Tinned copper, on the other hand, is much harder than annealed copper due to its tin coating. It has a protective coating of tin that makes it resistant to corrosion, oxidation, moisture, abrasion and wear-and-tear over time – making this type of metal extremely durable in harsh environments such as those found in shipbuilding or aerospace engineering applications where materials must withstand extreme temperatures or pressures without breaking down prematurely. In addition to its corrosion resistance properties, tinned copper also has excellent electrical conductivity, which makes it perfect for wiring applications as well as heat sink designs in electronics manufacturing projects.
The main difference between tinned copper and annealed copper is their respective properties. Tinned copper is more resistant to corrosion and oxidation, making it ideal for applications where durability is important. Annealed copper is softer and more malleable, making it better suited for applications where flexibility is important.
Tinned copper is usually more expensive than annealed copper due to the additional processing required to apply the tin coating. Tinned copper also has a slightly different appearance than annealed copper, as the tin coating gives it a silver–like sheen.

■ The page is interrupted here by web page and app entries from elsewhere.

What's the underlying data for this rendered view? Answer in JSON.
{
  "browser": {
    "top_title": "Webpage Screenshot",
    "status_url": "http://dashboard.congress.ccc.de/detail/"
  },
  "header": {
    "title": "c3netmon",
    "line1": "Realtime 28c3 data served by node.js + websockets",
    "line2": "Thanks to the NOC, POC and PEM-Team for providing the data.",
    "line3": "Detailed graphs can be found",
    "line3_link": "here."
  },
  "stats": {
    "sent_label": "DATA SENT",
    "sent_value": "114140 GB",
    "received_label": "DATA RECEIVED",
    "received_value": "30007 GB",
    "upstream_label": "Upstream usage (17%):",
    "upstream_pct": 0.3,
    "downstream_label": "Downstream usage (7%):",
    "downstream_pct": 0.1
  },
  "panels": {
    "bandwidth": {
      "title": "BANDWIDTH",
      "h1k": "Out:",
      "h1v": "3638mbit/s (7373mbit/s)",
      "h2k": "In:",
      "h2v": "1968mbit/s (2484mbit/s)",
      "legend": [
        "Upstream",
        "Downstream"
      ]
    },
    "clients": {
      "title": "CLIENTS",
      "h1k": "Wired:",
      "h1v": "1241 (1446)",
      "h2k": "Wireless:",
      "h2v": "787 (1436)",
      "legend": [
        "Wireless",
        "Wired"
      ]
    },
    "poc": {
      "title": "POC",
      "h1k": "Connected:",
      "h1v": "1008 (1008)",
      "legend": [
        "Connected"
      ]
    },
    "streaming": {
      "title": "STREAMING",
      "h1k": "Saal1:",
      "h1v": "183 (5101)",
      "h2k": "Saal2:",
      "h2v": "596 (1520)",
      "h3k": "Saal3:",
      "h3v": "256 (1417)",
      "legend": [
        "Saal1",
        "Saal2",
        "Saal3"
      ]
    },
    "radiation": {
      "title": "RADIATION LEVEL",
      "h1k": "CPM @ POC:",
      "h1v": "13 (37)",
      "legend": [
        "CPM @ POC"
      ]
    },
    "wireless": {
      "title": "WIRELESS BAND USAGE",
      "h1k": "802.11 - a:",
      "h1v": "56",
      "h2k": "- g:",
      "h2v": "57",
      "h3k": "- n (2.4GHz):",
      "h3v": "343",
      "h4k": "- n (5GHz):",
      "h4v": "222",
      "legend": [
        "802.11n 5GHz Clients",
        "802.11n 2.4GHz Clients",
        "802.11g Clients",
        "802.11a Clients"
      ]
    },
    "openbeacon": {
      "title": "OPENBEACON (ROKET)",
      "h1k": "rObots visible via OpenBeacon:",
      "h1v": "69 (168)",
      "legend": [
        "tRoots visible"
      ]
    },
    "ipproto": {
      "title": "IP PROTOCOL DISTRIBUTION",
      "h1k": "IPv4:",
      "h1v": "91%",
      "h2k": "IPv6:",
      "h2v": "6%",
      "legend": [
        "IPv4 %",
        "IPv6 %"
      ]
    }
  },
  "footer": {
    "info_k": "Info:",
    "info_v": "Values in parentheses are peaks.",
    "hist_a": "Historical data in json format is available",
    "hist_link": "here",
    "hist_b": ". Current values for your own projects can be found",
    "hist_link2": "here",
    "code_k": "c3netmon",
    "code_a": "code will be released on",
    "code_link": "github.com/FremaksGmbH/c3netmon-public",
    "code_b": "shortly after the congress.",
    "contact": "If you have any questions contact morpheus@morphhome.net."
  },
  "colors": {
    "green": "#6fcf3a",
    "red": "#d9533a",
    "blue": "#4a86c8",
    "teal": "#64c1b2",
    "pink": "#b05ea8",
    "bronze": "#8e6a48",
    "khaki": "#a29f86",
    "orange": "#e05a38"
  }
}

When it comes to electrical wiring, tinned copper is often preferred over annealed copper due to its superior corrosion resistance. Tinned copper is also more resistant to heat, making it a better choice for applications where high temperatures are present.
Annealed copper is often used in applications where flexibility and malleability are important, such as in jewelry making and electrical wiring. It is also often used in applications where the copper needs to be bent or shaped into a specific shape.
In terms of cost, tinned copper is usually more expensive than annealed copper due to the additional processing required to apply the tin coating. However, the cost difference is usually not significant enough to be a major factor in most applications.
Overall, tinned copper and annealed copper are both useful materials with different properties that make them suitable for different applications. Tinned copper is more resistant to corrosion and oxidation, making it ideal for applications where durability is important. Annealed copper is softer and more malleable, making it better suited for applications where flexibility is important.
Annealed copper and tinned copper are both useful materials in their own right, depending on what you need them for. Annealed copper is great for applications requiring bending or stretching, while tinned copper is ideal for projects needing increased corrosion resistance along with good electrical conductivity properties. Ultimately deciding which one you need will depend on what type of application you are working with, so make sure to research both options thoroughly before committing to either one!
Abhishek is a seasoned blogger and industry expert, sharing his insights and knowledge on various topics. With his research, Abhishek offers valuable insights and tips for professionals and enthusiasts. Follow him for expert advice on the latest trends and developments in the metal industry.